SOURCE DATA.
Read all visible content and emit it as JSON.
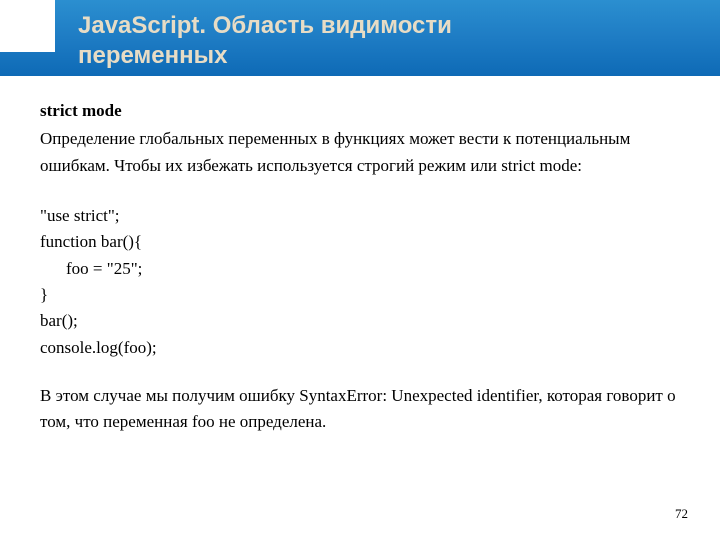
{
  "header": {
    "title_line1": "JavaScript. Область видимости",
    "title_line2": "переменных"
  },
  "content": {
    "subtitle": "strict mode",
    "intro": "Определение глобальных переменных в функциях может вести к потенциальным ошибкам. Чтобы их избежать используется строгий режим или strict mode:",
    "code": {
      "l1": "\"use strict\";",
      "l2": "function bar(){",
      "l3": "foo = \"25\";",
      "l4": "}",
      "l5": "bar();",
      "l6": "console.log(foo);"
    },
    "outro": "В этом случае мы получим ошибку SyntaxError: Unexpected identifier, которая говорит о том, что переменная foo не определена."
  },
  "page_number": "72"
}
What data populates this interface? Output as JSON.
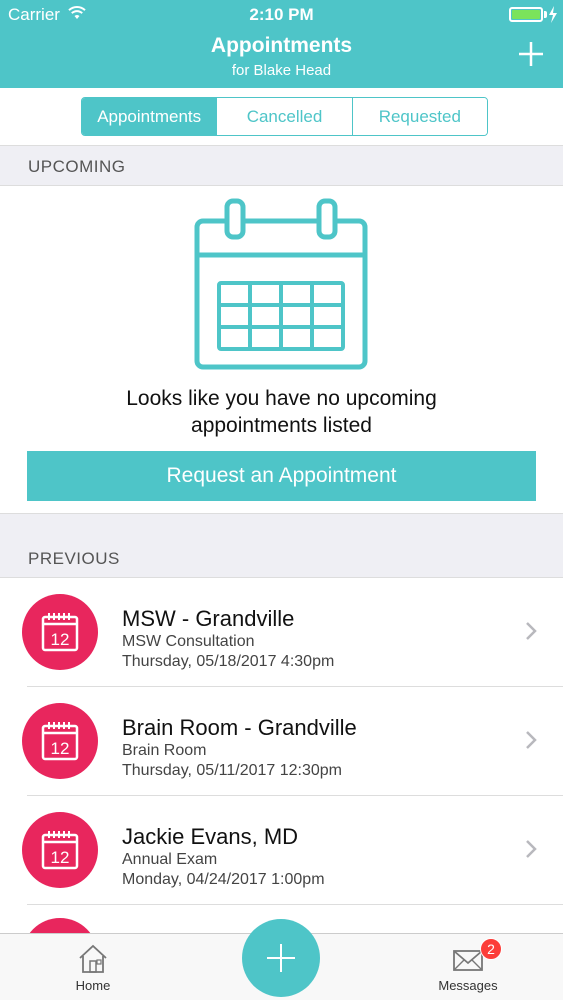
{
  "status_bar": {
    "carrier": "Carrier",
    "time": "2:10 PM",
    "battery_color": "#7be35b"
  },
  "nav": {
    "title": "Appointments",
    "subtitle": "for Blake Head",
    "add_icon": "plus-icon"
  },
  "segments": {
    "items": [
      {
        "label": "Appointments",
        "active": true
      },
      {
        "label": "Cancelled",
        "active": false
      },
      {
        "label": "Requested",
        "active": false
      }
    ]
  },
  "upcoming": {
    "header": "UPCOMING",
    "empty_icon": "calendar-icon",
    "empty_message": "Looks like you have no upcoming appointments listed",
    "request_button": "Request an Appointment"
  },
  "previous": {
    "header": "PREVIOUS",
    "items": [
      {
        "title": "MSW - Grandville",
        "subtitle": "MSW Consultation",
        "date": "Thursday, 05/18/2017 4:30pm",
        "icon_day": "12"
      },
      {
        "title": "Brain Room - Grandville",
        "subtitle": "Brain Room",
        "date": "Thursday, 05/11/2017 12:30pm",
        "icon_day": "12"
      },
      {
        "title": "Jackie Evans, MD",
        "subtitle": "Annual Exam",
        "date": "Monday, 04/24/2017 1:00pm",
        "icon_day": "12"
      }
    ]
  },
  "tabbar": {
    "home_label": "Home",
    "messages_label": "Messages",
    "messages_badge": "2"
  },
  "colors": {
    "accent": "#4ec5c8",
    "appointment_icon": "#e8265d",
    "badge": "#fc3d39"
  }
}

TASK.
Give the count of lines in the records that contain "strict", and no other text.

TASK ANSWER.
3